United States Court of Appeals for the Seventh Circuit
Title:   Senior Judge
Appointed by:   Ronald Reagan
Active:   7/24/1986-12/18/2007
Senior:   12/18/2007-Present
Preceded by:   Wilbur Pell
Succeeded by:   John Tinder
Past post:   Northern District of Illinois
Past term:   1971-1975
Personal History
Born:   1942
Hometown:   IN
Undergraduate:   Notre Dame, 1964
Law School:   Indiana University Law, 1973

Daniel Anthony Manion is a federal judge with the United States Court of Appeals for the Seventh Circuit. He joined the court in 1986 after being nominated by President Ronald Reagan. Manion is serving on senior status.[1]


Manion graduated from Notre Dame with his bachelor's degree in 1964 and from Indiana Law with his J.D. in 1973.[1]

Military service

Manion served on active duty in the U.S. Army from 1965 to 1966.[1]

Professional career

Manion began his legal career with the Indiana Attorney General's Office as a law clerk in 1973. From 1973 to 1974, he was a deputy state attorney general. Manion also served as a private practice licensed in the State of Indiana from 1974 to 1986 and was also a Republican elected member of the Indiana State Senate from 1978 to 1982.[1]

Judicial career

On the recommendation of Indiana U.S. Senator Dick Lugar, Manion was nominated by President Ronald Reagan on February 21, 1986, to a seat vacated by Judge Wilbur Pell. Manion was confirmed by the U.S. Senate on June 26, 1986, and received commission on July 24, 1986. Manion later assumed senior status on December 18, 2007.[1]

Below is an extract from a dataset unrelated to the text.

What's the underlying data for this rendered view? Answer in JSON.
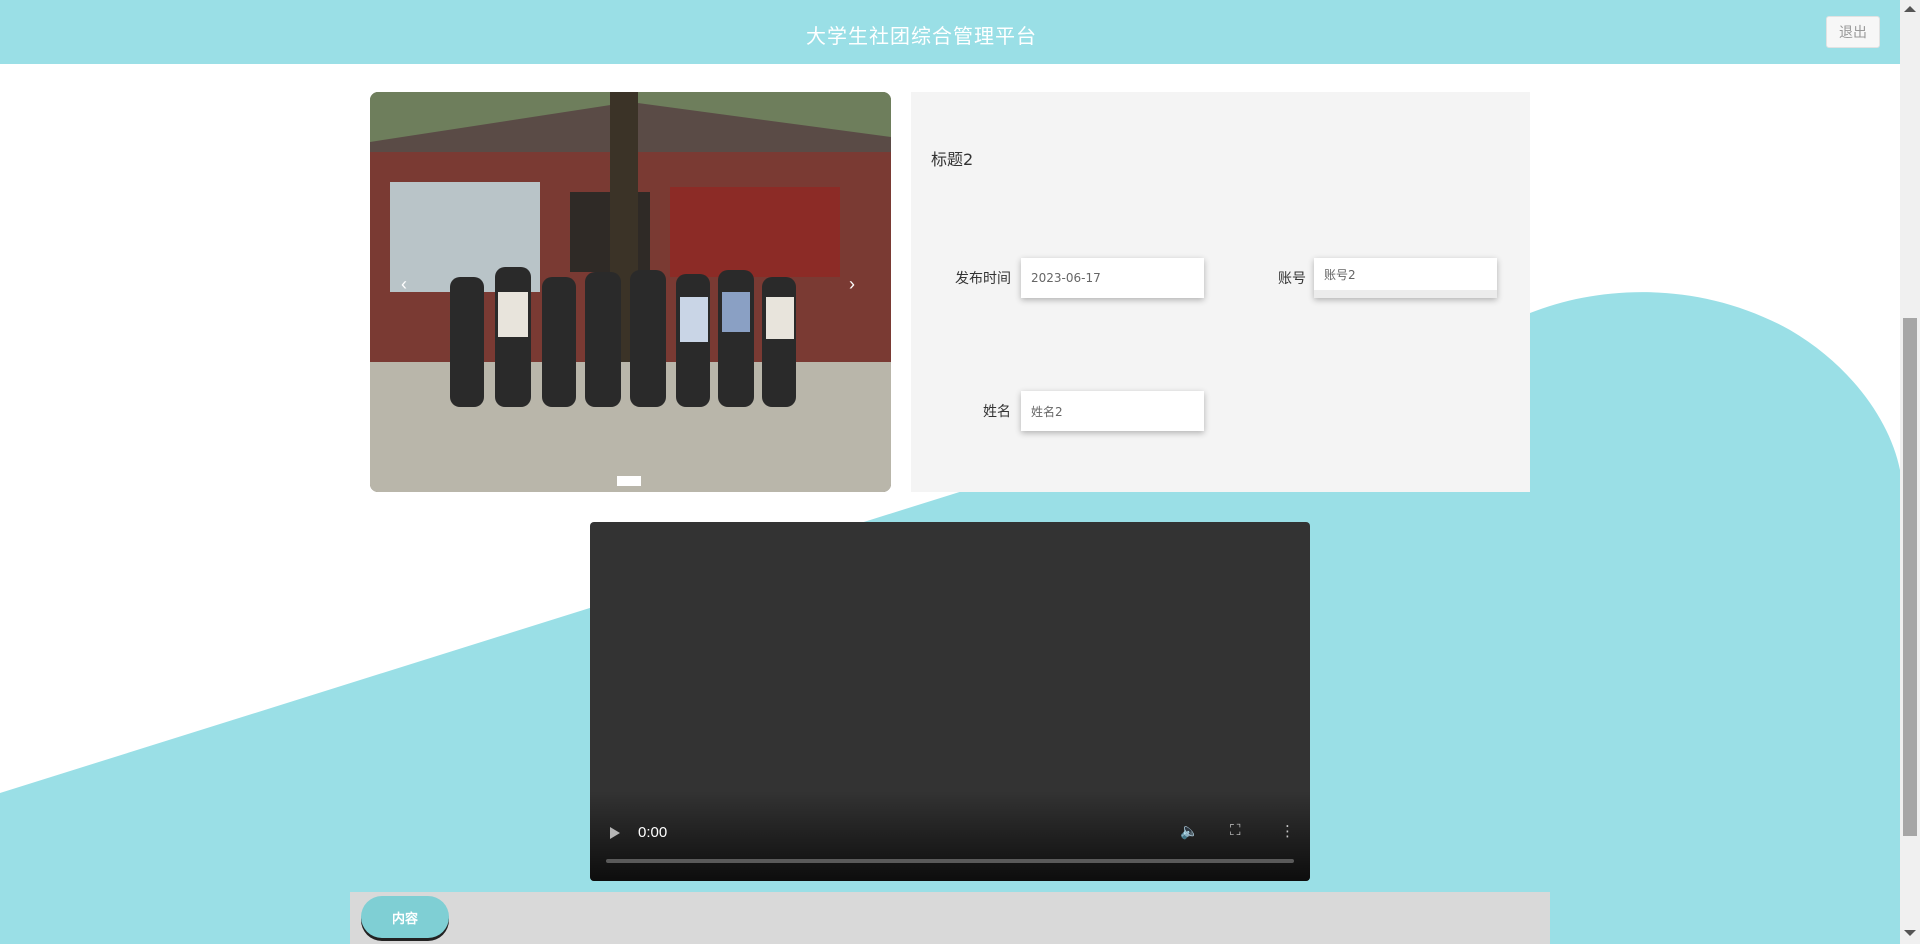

Notable cases

Court allows for warrantless entry and seizure (2014)

     Seventh Circuit (Krysta Sutterfield v. City of Milwaukee, et. al., No. 12-2272)

In May 2014, the Seventh Circuit found that Milwaukee Police had the authority to enter Krysta Sutterfield's home without a warrant, due to exigent circumstances. The city claimed that Sutterfield posed harm to herself, following a comment made during a doctor's appointment. To that end, police arrived at Sutterfield's home, questioned her, seized firearms from her home, arrested her, then took her for an emergency mental evaluation. Sutterfield, who insisted she was of sound mental health at the time of the incident, sued on the basis of her Second, Fourth, and Fourteenth Amendment rights. The Seventh Circuit agreed that the police officers were protected under qualified immunity, even if Sutterfield's Fourth Amendment rights were violated. This decision affirmed a ruling by Judge Joseph Stadtmueller, of the Eastern District of Wisconsin.[2]

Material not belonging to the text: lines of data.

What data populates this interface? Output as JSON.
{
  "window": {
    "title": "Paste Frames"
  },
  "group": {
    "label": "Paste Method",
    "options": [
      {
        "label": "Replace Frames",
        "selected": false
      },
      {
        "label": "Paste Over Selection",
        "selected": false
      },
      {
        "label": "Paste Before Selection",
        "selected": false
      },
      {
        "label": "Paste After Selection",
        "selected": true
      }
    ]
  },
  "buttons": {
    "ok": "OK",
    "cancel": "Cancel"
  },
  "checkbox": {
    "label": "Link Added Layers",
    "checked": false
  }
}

See also

External links


Federal judicial offices
Preceded by:
Wilbur Pell
Seventh Circuit Court of Appeals
Succeeded by:
John Tinder